> [Problem]: Each line of the data below containing "QTtxt" needs to be listed.

[Interface dataset entries]
────
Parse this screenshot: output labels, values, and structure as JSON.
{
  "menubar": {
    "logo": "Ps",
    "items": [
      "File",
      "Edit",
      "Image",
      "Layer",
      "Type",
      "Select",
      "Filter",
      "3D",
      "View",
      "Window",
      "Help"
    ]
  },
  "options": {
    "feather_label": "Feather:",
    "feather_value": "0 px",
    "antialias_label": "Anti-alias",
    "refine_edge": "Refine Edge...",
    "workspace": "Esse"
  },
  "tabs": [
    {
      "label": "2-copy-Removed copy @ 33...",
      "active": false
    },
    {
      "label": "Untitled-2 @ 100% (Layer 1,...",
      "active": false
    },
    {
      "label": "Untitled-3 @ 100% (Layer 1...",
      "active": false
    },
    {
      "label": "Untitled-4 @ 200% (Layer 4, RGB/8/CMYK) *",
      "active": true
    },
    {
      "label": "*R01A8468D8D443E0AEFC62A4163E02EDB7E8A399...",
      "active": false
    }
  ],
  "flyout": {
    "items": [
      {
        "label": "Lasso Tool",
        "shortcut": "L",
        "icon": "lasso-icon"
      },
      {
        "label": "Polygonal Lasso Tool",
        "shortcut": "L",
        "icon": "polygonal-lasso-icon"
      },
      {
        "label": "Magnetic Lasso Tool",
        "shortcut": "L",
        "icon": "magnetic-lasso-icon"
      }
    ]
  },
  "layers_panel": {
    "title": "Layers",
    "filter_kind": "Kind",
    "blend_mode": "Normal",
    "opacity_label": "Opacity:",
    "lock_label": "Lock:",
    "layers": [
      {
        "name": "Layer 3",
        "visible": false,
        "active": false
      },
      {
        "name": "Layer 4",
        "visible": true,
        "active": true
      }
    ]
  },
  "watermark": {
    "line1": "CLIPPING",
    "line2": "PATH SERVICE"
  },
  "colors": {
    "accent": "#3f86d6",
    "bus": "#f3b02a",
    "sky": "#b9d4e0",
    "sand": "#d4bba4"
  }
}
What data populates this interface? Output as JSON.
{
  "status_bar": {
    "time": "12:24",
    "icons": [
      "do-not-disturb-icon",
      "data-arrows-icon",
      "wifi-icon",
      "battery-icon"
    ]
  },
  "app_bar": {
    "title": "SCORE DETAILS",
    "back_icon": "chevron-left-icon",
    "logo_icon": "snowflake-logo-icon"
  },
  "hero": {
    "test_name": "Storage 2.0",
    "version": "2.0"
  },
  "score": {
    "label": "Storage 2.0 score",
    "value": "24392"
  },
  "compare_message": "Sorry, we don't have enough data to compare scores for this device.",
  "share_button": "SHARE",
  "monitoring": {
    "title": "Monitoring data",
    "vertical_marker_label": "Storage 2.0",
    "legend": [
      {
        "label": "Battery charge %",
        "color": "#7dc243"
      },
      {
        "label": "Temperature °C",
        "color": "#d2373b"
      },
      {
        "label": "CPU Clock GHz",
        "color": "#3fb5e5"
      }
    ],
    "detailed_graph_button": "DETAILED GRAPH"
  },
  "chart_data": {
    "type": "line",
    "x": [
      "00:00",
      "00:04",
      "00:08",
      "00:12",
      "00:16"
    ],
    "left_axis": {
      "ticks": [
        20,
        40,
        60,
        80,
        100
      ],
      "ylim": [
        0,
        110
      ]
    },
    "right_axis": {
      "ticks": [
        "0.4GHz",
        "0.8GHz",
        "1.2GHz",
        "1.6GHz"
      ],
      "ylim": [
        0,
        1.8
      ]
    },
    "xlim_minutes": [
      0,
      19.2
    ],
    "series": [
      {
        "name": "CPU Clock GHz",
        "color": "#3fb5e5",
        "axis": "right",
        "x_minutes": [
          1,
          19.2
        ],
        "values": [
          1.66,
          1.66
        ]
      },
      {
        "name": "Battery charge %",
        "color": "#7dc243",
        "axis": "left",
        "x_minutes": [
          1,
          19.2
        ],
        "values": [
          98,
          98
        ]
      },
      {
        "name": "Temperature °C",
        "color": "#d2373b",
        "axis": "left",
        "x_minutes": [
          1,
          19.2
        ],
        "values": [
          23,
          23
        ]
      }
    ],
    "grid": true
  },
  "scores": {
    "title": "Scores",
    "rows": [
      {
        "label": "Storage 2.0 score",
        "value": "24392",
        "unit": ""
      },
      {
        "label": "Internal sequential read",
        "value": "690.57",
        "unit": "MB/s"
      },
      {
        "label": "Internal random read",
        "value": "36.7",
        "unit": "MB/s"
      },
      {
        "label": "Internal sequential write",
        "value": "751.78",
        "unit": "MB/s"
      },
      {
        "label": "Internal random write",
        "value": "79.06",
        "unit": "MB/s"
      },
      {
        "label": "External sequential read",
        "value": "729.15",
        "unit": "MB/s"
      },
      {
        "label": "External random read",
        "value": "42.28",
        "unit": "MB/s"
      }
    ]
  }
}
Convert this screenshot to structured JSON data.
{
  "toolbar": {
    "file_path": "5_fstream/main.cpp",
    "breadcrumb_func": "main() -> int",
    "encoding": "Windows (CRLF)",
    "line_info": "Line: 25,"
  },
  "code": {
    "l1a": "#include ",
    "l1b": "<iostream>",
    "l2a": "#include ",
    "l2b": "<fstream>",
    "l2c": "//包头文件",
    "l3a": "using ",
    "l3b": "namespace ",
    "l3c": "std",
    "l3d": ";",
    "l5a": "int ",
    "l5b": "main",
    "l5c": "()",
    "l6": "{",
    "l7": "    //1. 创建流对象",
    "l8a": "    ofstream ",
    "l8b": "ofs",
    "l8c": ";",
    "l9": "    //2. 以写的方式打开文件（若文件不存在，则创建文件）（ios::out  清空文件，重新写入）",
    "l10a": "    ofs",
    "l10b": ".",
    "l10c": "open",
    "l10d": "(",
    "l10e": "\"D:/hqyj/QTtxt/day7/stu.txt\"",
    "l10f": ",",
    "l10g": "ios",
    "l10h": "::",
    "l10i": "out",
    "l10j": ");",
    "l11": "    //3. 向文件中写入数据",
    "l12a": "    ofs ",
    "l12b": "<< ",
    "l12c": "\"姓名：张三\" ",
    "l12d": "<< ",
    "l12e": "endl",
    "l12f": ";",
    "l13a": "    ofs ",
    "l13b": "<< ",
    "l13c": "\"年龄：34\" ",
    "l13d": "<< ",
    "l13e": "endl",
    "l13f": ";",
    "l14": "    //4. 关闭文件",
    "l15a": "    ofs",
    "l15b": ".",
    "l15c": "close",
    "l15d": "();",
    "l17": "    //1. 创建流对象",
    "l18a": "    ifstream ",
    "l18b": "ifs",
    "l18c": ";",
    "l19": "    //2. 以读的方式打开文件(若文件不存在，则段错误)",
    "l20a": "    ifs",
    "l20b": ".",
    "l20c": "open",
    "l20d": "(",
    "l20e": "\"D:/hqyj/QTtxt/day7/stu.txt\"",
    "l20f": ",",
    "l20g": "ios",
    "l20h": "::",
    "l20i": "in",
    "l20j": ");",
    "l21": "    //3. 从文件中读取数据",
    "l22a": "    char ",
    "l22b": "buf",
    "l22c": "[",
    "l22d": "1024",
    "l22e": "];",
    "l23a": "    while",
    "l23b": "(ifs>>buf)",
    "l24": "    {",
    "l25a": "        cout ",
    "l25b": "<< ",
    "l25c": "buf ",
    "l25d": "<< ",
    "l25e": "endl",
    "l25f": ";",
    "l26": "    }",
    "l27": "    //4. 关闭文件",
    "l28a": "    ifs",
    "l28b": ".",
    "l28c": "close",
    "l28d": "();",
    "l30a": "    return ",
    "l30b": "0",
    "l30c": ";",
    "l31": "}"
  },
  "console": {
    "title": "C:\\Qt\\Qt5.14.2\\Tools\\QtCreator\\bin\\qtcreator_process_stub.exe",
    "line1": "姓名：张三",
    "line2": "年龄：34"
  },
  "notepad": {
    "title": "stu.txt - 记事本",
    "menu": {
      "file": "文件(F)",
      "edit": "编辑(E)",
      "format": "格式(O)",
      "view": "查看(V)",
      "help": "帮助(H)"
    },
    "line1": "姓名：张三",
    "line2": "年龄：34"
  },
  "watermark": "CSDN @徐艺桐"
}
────
> [Output for this task]:
    "l10e": "\"D:/hqyj/QTtxt/day7/stu.txt\"",
    "l20e": "\"D:/hqyj/QTtxt/day7/stu.txt\"",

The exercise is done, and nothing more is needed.